Investopedia explains 'Promotional CD rate (Bonus CD rate)'


Promotional rates are also referred to as bonus rates. They can be a great way to maximize returns for customers who are willing to move their money frequently. Investors who don't want their money tied up for a long time should look into them. Promotional rates usually only apply to new funds, not rollover CDs. Bonus rates can nearly double CD returns, and longer-term CDs don't always yield better than shorter-term ones when the bonus rate is factored in. Often, shorter term CDs can yield better than one-year CDs [sometimes 2-3 times the regular average annual percentage yield (APY)]. Credit unions tend to be the best source for the most generous bonus rates.


Filed Under: ,

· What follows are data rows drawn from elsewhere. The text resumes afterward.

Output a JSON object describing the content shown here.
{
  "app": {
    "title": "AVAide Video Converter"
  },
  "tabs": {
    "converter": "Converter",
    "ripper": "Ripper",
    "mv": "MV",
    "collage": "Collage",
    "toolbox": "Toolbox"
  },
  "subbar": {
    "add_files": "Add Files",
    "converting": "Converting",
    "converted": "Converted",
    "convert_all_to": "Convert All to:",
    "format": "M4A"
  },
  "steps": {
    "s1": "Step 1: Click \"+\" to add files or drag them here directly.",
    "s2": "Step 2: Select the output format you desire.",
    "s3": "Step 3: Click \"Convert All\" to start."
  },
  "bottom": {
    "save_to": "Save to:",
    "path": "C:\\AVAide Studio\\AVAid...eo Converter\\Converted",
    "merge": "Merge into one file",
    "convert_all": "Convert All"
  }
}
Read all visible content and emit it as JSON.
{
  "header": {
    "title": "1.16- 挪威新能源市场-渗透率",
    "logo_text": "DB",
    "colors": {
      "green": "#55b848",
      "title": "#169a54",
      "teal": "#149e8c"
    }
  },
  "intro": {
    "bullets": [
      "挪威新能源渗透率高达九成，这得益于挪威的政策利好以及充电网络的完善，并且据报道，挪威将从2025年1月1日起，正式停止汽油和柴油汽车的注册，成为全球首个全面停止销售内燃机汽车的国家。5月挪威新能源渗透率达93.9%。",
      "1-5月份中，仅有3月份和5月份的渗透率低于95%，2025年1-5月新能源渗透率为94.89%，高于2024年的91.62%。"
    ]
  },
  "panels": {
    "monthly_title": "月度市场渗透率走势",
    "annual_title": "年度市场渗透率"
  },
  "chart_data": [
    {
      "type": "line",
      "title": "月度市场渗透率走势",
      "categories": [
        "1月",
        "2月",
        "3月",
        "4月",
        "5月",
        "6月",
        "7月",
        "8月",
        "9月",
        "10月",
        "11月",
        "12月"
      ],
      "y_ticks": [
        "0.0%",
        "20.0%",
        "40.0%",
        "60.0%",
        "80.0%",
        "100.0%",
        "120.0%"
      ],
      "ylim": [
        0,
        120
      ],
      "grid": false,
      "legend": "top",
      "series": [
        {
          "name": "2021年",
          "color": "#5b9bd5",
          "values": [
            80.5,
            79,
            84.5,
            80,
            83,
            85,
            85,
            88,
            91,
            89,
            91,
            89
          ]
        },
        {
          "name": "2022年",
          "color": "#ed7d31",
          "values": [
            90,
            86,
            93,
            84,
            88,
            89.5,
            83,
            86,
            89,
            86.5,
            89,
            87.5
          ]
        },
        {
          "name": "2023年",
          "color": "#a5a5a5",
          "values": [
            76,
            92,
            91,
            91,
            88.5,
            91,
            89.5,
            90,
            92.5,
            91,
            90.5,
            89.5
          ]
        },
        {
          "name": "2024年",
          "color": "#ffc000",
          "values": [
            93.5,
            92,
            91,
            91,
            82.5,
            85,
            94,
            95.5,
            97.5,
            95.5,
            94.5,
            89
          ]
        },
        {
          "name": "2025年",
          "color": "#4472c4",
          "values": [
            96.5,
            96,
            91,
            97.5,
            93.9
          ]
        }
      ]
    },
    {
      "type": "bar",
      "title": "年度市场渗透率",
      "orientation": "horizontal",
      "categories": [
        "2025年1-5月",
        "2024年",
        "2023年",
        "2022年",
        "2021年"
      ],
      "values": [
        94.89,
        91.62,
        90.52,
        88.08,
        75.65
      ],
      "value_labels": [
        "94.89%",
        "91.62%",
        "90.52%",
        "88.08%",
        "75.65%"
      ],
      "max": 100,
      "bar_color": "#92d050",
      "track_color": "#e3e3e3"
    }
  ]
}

comments powered by Disqus
Hot Definitions
  1. Benchmark Bond

    A bond that provides a standard against which the performance of other bonds can be measured. Government bonds are almost always used as benchmark bonds. Also referred to as "benchmark issue" or "bellwether issue".
  2. Market Capitalization

    The total dollar market value of all of a company's outstanding shares. Market capitalization is calculated by multiplying a company's shares outstanding by the current market price of one share. The investment community uses this figure to determine a company's size, as opposed to sales or total asset figures.
  3. Oil Reserves

    An estimate of the amount of crude oil located in a particular economic region. Oil reserves must have the potential of being extracted under current technological constraints. For example, if oil pools are located at unattainable depths, they would not be considered part of the nation's reserves.
  4. Joint Venture - JV

    A business arrangement in which two or more parties agree to pool their resources for the purpose of accomplishing a specific task. This task can be a new project or any other business activity. In a joint venture (JV), each of the participants is responsible for profits, losses and costs associated with it.
  5. Aggregate Risk

    The exposure of a bank, financial institution, or any type of major investor to foreign exchange contracts - both spot and forward - from a single counterparty or client. Aggregate risk in forex may also be defined as the total exposure of an entity to changes or fluctuations in currency rates.
  6. Organic Growth

    The growth rate that a company can achieve by increasing output and enhancing sales. This excludes any profits or growth acquired from takeovers, acquisitions or mergers. Takeovers, acquisitions and mergers do not bring about profits generated within the company, and are therefore not considered organic.
Trading Center